I’ve started up my public commons archive, currently accessible from I have dropped the first log (Logs), as I had left a blog post in v1 #foodstuffs, and that is now processed and archived at Getting back into noodles.

Whoo, still with me?

That log looks beautiful, source-code or rendered:

<!doctype html>
<html lang="en">
        <meta charset="utf-8">
        <meta name="viewport" content="width=device-width, initial-scale=1">
        <title>Getting back into noodles</title>
        <link href="" rel="stylesheet" type="text/css">
    <h1>Getting back into noodles</h1>
<p>Our new place has a nice big kitchen, with plenty of counter space. I am surprised by how much of a difference that makes for me. That cottage had about a square foot, or we had to use the table, which isn’t fun.</p>
<p>We live down the street from the Oaktown Spice Shop, and Susan found they have Japanese curry powder. I am working through the boxes I’ve stockpiled so I can switch up to fresher, less processed ingredients (in this case, sans the gummy stuff they use to make the curry into bricks, and of course the MSG).</p>
<p>Today I made an off but quick curry udon, using a brand of “quick” noodles I hadn’t before. Normally I cook udon in its own water, but this cooked in the broth, which was just curry brick, water and broccoli (my dashi powder had expired, and I am suspect of using it past that date). I am not sure if each step of my concoction made it weird, but it isn’t my best bowl. On the other hand, it is still curry udon.</p>
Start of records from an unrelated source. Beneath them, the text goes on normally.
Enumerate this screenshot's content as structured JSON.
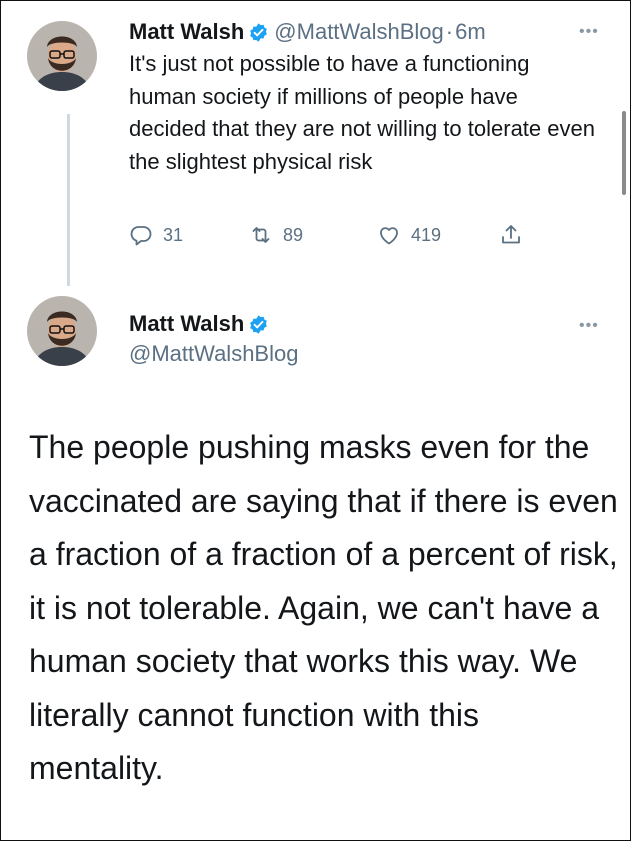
{
  "tweet1": {
    "author_name": "Matt Walsh",
    "handle": "@MattWalshBlog",
    "separator": "·",
    "time": "6m",
    "text": "It's just not possible to have a functioning human society if millions of people have decided that they are not willing to tolerate even the slightest physical risk",
    "replies": "31",
    "retweets": "89",
    "likes": "419",
    "more": "•••"
  },
  "tweet2": {
    "author_name": "Matt Walsh",
    "handle": "@MattWalshBlog",
    "text": "The people pushing masks even for the vaccinated are saying that if there is even a fraction of a fraction of a percent of risk, it is not tolerable. Again, we can't have a human society that works this way. We literally cannot function with this mentality.",
    "more": "•••"
  },
  "colors": {
    "verified": "#1da1f2",
    "secondary_text": "#5b7083",
    "primary_text": "#14171a",
    "thread_line": "#cfd9de"
  },
  "icons": [
    "verified-badge-icon",
    "reply-icon",
    "retweet-icon",
    "like-icon",
    "share-icon",
    "more-icon"
  ]
}
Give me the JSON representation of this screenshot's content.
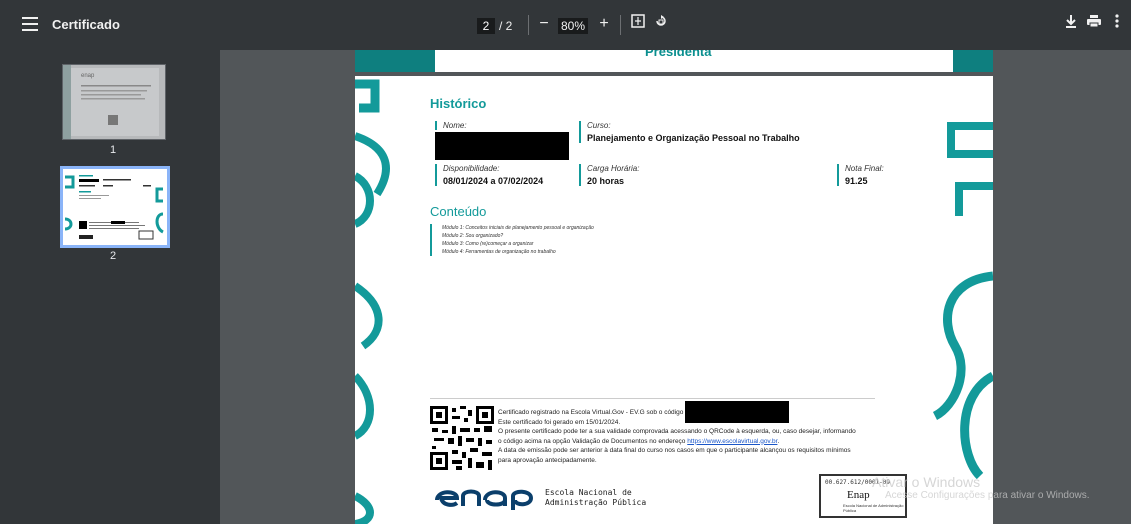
{
  "toolbar": {
    "title": "Certificado",
    "current_page": "2",
    "page_sep_total": "/  2",
    "zoom_out": "−",
    "zoom": "80%",
    "zoom_in": "+",
    "fit_icon": "fit-page-icon",
    "rotate_icon": "rotate-icon",
    "download_icon": "download-icon",
    "print_icon": "print-icon",
    "more_icon": "more-vert-icon"
  },
  "sidebar": {
    "thumbs": [
      {
        "label": "1"
      },
      {
        "label": "2"
      }
    ]
  },
  "prev_page": {
    "text": "Presidenta"
  },
  "doc": {
    "historico_title": "Histórico",
    "nome_label": "Nome:",
    "curso_label": "Curso:",
    "curso_value": "Planejamento e Organização Pessoal no Trabalho",
    "disp_label": "Disponibilidade:",
    "disp_value": "08/01/2024 a 07/02/2024",
    "carga_label": "Carga Horária:",
    "carga_value": "20 horas",
    "nota_label": "Nota Final:",
    "nota_value": "91.25",
    "conteudo_title": "Conteúdo",
    "modules": [
      "Módulo 1: Conceitos iniciais de planejamento pessoal e organização",
      "Módulo 2: Sou organizado?",
      "Módulo 3: Como (re)começar a organizar",
      "Módulo 4: Ferramentas de organização no trabalho"
    ],
    "cert_line1": "Certificado registrado na Escola Virtual.Gov - EV.G sob o código",
    "cert_line2": "Este certificado foi gerado em 15/01/2024.",
    "cert_line3": "O presente certificado pode ter a sua validade comprovada acessando o QRCode à esquerda, ou, caso desejar, informando",
    "cert_line4a": "o código acima na opção Validação de Documentos no endereço ",
    "cert_link": "https://www.escolavirtual.gov.br",
    "cert_line4b": ".",
    "cert_line5": "A data de emissão pode ser anterior à data final do curso nos casos em que o participante alcançou os requisitos mínimos",
    "cert_line6": "para aprovação antecipadamente.",
    "logo_text": "enap",
    "institution_line1": "Escola Nacional de",
    "institution_line2": "Administração Pública",
    "stamp_code": "00.627.612/0001-09",
    "stamp_name": "Enap",
    "stamp_sub1": "Escola Nacional de",
    "stamp_sub2": "Administração Pública"
  },
  "watermark": {
    "line1": "Ativar o Windows",
    "line2": "Acesse Configurações para ativar o Windows."
  },
  "colors": {
    "teal": "#139a9a",
    "toolbar": "#323639",
    "viewer_bg": "#525659"
  }
}
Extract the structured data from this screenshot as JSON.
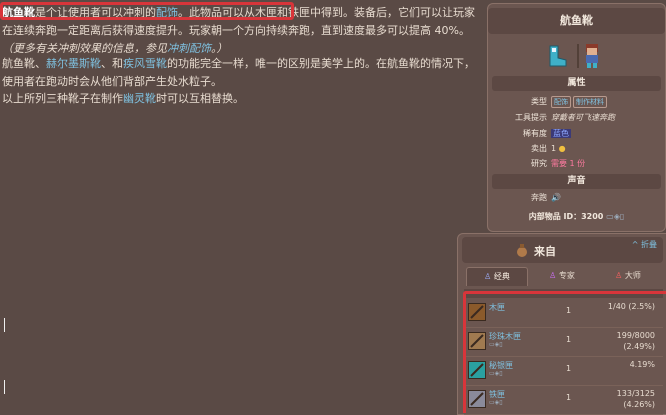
{
  "article": {
    "p1": {
      "s1": "航鱼靴",
      "s2": "是个让使用者可以冲刺的",
      "s3": "配饰",
      "s4": "。此物品可以从木匣和铁匣中得到",
      "s5": "。装备后，它们可以让玩家在连续奔跑",
      "s6": "一定距离后获得速度提升。玩家朝一个方向持续奔跑，直到速度最多可以提高 40%。",
      "s7": "（更多有关冲刺效果的信息，参见",
      "s8": "冲刺配饰",
      "s9": "。）"
    },
    "p2": {
      "s1": "航鱼靴",
      "s2": "、",
      "s3": "赫尔墨斯靴",
      "s4": "、和",
      "s5": "疾风雪靴",
      "s6": "的功能完全一样，唯一的区别是美学上的。在航鱼靴的情况下，使用者在跑动时会从他们背部产生处水粒子。"
    },
    "p3": {
      "s1": "以上所列三种靴子在制作",
      "s2": "幽灵靴",
      "s3": "时可以互相替换。"
    }
  },
  "infobox": {
    "title": "航鱼靴",
    "icons": [
      "boots-icon",
      "player-icon"
    ],
    "section_props": "属性",
    "type_label": "类型",
    "type_tags": [
      "配饰",
      "制作材料"
    ],
    "tooltip_label": "工具提示",
    "tooltip_value": "穿戴者可飞速奔跑",
    "rarity_label": "稀有度",
    "rarity_value": "蓝色",
    "sell_label": "卖出",
    "sell_value": "1",
    "research_label": "研究",
    "research_value": "需要 1 份",
    "section_sound": "声音",
    "run_label": "奔跑",
    "item_id_label": "内部物品 ID：",
    "item_id_value": "3200"
  },
  "source": {
    "title": "来自",
    "collapse_label": "折叠",
    "tabs": [
      {
        "label": "经典",
        "icon": "classic-icon"
      },
      {
        "label": "专家",
        "icon": "expert-icon"
      },
      {
        "label": "大师",
        "icon": "master-icon"
      }
    ],
    "header": {
      "c1": "来源",
      "c2": "数量",
      "c3": "几率"
    },
    "rows": [
      {
        "name": "木匣",
        "sub": "",
        "qty": "1",
        "rate1": "1/40 (2.5%)",
        "rate2": "",
        "color": "#8b5a2b"
      },
      {
        "name": "珍珠木匣",
        "sub": "",
        "qty": "1",
        "rate1": "199/8000",
        "rate2": "(2.49%)",
        "color": "#a07a50"
      },
      {
        "name": "秘银匣",
        "sub": "",
        "qty": "1",
        "rate1": "4.19%",
        "rate2": "",
        "color": "#2aa0a0"
      },
      {
        "name": "铁匣",
        "sub": "",
        "qty": "1",
        "rate1": "133/3125",
        "rate2": "(4.26%)",
        "color": "#8a8a9a"
      }
    ]
  }
}
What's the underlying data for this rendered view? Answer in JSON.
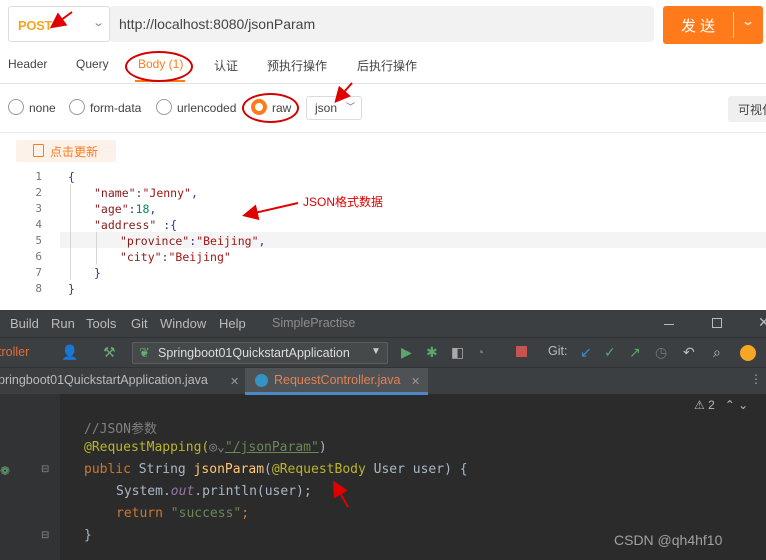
{
  "request": {
    "method": "POST",
    "url": "http://localhost:8080/jsonParam",
    "send_label": "发送"
  },
  "tabs": [
    "Header",
    "Query",
    "Body (1)",
    "认证",
    "预执行操作",
    "后执行操作"
  ],
  "body_types": [
    "none",
    "form-data",
    "urlencoded",
    "raw"
  ],
  "selected_body_type": "raw",
  "format": "json",
  "visual_label": "可视化",
  "update_label": "点击更新",
  "json_lines": [
    {
      "n": "1",
      "text": "{"
    },
    {
      "n": "2",
      "key": "\"name\"",
      "sep": ":",
      "val": "\"Jenny\"",
      "end": ","
    },
    {
      "n": "3",
      "key": "\"age\"",
      "sep": ":",
      "num": "18",
      "end": ","
    },
    {
      "n": "4",
      "key": "\"address\"",
      "sep": " :{"
    },
    {
      "n": "5",
      "key": "\"province\"",
      "sep": ":",
      "val": "\"Beijing\"",
      "end": ","
    },
    {
      "n": "6",
      "key": "\"city\"",
      "sep": ":",
      "val": "\"Beijing\""
    },
    {
      "n": "7",
      "text": "}"
    },
    {
      "n": "8",
      "text": "}"
    }
  ],
  "annotation": "JSON格式数据",
  "ide": {
    "menu": [
      "Build",
      "Run",
      "Tools",
      "Git",
      "Window",
      "Help"
    ],
    "project": "SimplePractise",
    "controller_crumb": "troller",
    "run_config": "Springboot01QuickstartApplication",
    "git_label": "Git:",
    "file_tab_1": "pringboot01QuickstartApplication.java",
    "file_tab_2": "RequestController.java",
    "warnings": "2",
    "code": {
      "comment": "//JSON参数",
      "mapping_annotation": "@RequestMapping(",
      "mapping_path": "\"/jsonParam\"",
      "mapping_close": ")",
      "kw_public": "public",
      "type_string": " String ",
      "method_name": "jsonParam",
      "paren_open": "(",
      "req_body": "@RequestBody",
      "params": " User user) {",
      "sys": "System.",
      "out": "out",
      "println": ".println(user);",
      "kw_return": "return",
      "ret_val": "\"success\"",
      "semicolon": ";",
      "close": "}"
    }
  },
  "watermark": "CSDN @qh4hf10"
}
main {
    max-width: 70ch;
    margin: 0 auto;
    padding: 0 2vmin;
    font-family: sans-serif;
    font-size: 1.5rem;

h1 {
    font-size: 2rem;

h2 {
    font-size: 1.75rem;

However, the log still lacks vital information for my purposes, and that is what this topic will cover: what information should be included in a “log”, and how to share it on the web.

I’ve been meaning to do this for years, really look at every aspect of building a webpage template, and I believe it will serve as an interesting entry point to building knowledge repositories shared over the web. :slight_smile:

1 Like

For logs you need time. Er, a reference to time. So you know when the log happened, presumably so others limited to a temporal framework may make sense of it. Then again, maybe that isn’t your goal…

I’ve added a bit to get started, and will try out different things moving forward.

The Hugo template code to produce the new line is:

<p><small>Published on <time>{{ .PublishDate.Format "2006-01-02" }}</time>.</small></p>

And produces:

<p><small>Published on <time>2013-10-06</time>.</small></p>

There are many options, of course. I could produce an output such as:

<p><small>Published on <time datetime="2013-10-06">October 6, 2013</time>.</small></p>

But I chose a specific format for a couple of personal reasons (their my logs, so I’m fine with this decision):

  1. I prefer the ISO 8601 Date format
  2. I adore using time without an attribute and it still working for machines :slight_smile:

The reason I prefer that date format is because I use the internet to communicate with people all over Earth, and ISO 8601 greatly assists me in my tasks.

I’m still thinking about how to contain the metadata for a log. Currently it’s just a paragraph with an inside small element, which is fine for a simple template but I want something… different.